GM’s growth took off. It was a successful strategy, illegal but successful atleast over the next 50 years. But the problem is the strategy was based on the assumption that Oil will remain cheap and ignored the secondary costs like pollution. In any other case, a strategy that delivers 50 years of growth would be considered extremely effective. But the strategy is flawed on two fronts. First, the macroeconomic factors take longer than 50 years, GM’s strategy failed to look ahead that long. Second, and arguably the core reason, GM’s Marketing Myopia.

Ted Levitt wrote in his seminal work, how companies sow their own seeds failure by narrowly defining their strategy. For example, Kodak look at itself in the business of photo films and missed on the digital photography growth. Instead Kodak should have looked at itself in the business of “memory capture”. Then it would not have mattered whether it was selling films or digital cameras.

GM’s Marketing Myopia is obvious in the hinsight. While it executed the strategy that correctly identified trolleys as its “true competition”, it failed to define correctly the business GM is in. GM looked at itself in the business of selling automobiles and not in the transportation business. GM continued to commit to a strategy that made bigger, faster, powerful and luxurious automobiles, forgetting to look at the “purpose these automobiles served”.

People did not want muscle cars, they wanted thrill. People did not want automobiles, they wanted a safe, easy and comfortable way to go to places. People did not want SUVs, they wanted to make a statement and chose big SUVs as the medium.

The other big US car maker, Ford, isn’t doing better than GM. Ford suffers from the same two factors that GM suffers from. When Ford started, it was not suffering from Marketing Myopia. Henry Ford purportedly said, “if I listened to people I would have made faster horses”. Whether those were the exact words or not, it was a proof point that he realized that what people really wanted was a way to travel from Point-A to Point-B.

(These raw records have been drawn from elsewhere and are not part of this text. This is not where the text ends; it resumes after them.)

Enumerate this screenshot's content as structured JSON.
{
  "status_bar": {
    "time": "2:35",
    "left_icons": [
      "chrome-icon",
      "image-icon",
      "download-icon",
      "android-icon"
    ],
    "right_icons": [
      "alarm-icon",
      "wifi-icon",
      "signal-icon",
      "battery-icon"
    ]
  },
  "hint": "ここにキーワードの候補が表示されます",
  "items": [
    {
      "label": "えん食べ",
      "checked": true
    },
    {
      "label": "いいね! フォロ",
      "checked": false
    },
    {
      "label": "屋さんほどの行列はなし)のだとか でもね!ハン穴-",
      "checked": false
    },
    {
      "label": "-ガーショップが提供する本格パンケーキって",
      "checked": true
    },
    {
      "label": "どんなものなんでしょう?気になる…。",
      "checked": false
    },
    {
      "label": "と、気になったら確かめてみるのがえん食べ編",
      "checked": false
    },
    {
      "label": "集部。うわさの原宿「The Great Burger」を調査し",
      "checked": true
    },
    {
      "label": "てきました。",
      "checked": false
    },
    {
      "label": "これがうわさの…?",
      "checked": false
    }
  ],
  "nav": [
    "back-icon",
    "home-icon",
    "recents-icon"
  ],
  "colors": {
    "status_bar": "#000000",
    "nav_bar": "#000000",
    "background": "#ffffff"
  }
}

As we stand now, at the beginning of the third quarter of 2008, facing increasing Oil prices and the effects on the environment, GM is facing what appears to be a certain failure. It is not easy now for GM to lose its myopia. It has committed all its resources towards automobiles and cannot rally recast itself to make the new transportation means. GM is doing more of the same, with its plan to make more mini-cars than SUVs. Again, the strategy is myopic, reactive to Oil price crisis than solving the real needs of people.

If GM survives for another fifty years, it will be because it recast itself to be in “the business of connecting people to their economic, physical and emotional needs” and not because it made smaller fuel-efficient cars.

In fifty years, we may not even travel from point A to point B, but this topic requires its own article.